Although smart power can be applied by any country, it is mainly a term used to analyze American foreign policy, gaining more significance as America's reputation has diminished around the world.
Recent US involvement in the Middle East has shown the limits of American hard power, while the use of soft power, such as diplomacy, has been marginalized. This dilemma has forced the US to seek new ways to leverage power in a positive and effective manner to counter threats and maximize opportunities. Smart power argues that America's military and economic might and its cultural and ideological appeal should be funneled into a power that reinforces both.

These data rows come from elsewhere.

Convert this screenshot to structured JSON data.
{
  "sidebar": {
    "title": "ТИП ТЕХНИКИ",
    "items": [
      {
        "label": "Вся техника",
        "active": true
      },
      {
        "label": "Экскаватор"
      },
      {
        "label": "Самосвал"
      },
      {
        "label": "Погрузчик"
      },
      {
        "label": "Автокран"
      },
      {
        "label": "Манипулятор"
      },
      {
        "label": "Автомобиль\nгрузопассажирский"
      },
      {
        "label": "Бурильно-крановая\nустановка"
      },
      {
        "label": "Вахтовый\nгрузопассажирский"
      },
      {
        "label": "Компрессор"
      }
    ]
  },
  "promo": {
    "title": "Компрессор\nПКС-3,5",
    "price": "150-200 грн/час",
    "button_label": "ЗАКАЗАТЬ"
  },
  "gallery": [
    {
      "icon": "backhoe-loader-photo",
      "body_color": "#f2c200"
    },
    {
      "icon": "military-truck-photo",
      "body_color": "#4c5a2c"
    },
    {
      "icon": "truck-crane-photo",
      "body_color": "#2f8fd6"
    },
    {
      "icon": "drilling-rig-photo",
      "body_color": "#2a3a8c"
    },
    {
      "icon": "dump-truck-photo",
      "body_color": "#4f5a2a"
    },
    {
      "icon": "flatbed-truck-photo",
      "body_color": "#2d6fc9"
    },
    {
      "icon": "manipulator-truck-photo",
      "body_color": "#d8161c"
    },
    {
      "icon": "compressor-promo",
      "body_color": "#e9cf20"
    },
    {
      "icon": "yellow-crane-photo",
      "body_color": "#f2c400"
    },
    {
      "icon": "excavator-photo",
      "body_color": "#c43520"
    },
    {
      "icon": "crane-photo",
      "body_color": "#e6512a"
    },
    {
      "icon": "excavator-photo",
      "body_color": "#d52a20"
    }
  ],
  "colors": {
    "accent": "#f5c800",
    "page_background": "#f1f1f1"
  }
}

Many in the US foreign policy community believe a smart power approach would reassure an uneasy American public, unite a fractious government bureaucracy, and rally the world behind U.S. objectives.
- USC Center on Public Diplomacy Mock Congressional Hearing on Smart Power
- The Smart Power Project
- Commission on Smart Power
- Winning Smart Power - Ernest J. Wilson III, USC Center on Public Diplomacy
- Think Again: Soft Power - Joseph Nye, Foreign Policy, 1 March 2006
- Ignoring Soft Power Carries a High Cost - Joseph Nye, Op-Ed, Harvard Kennedy School of Government, 16 May 2004
- Smart Power - Reclaiming Liberal Internationalism - Suzanne Nossel, Foreign Policy, 21 January 2004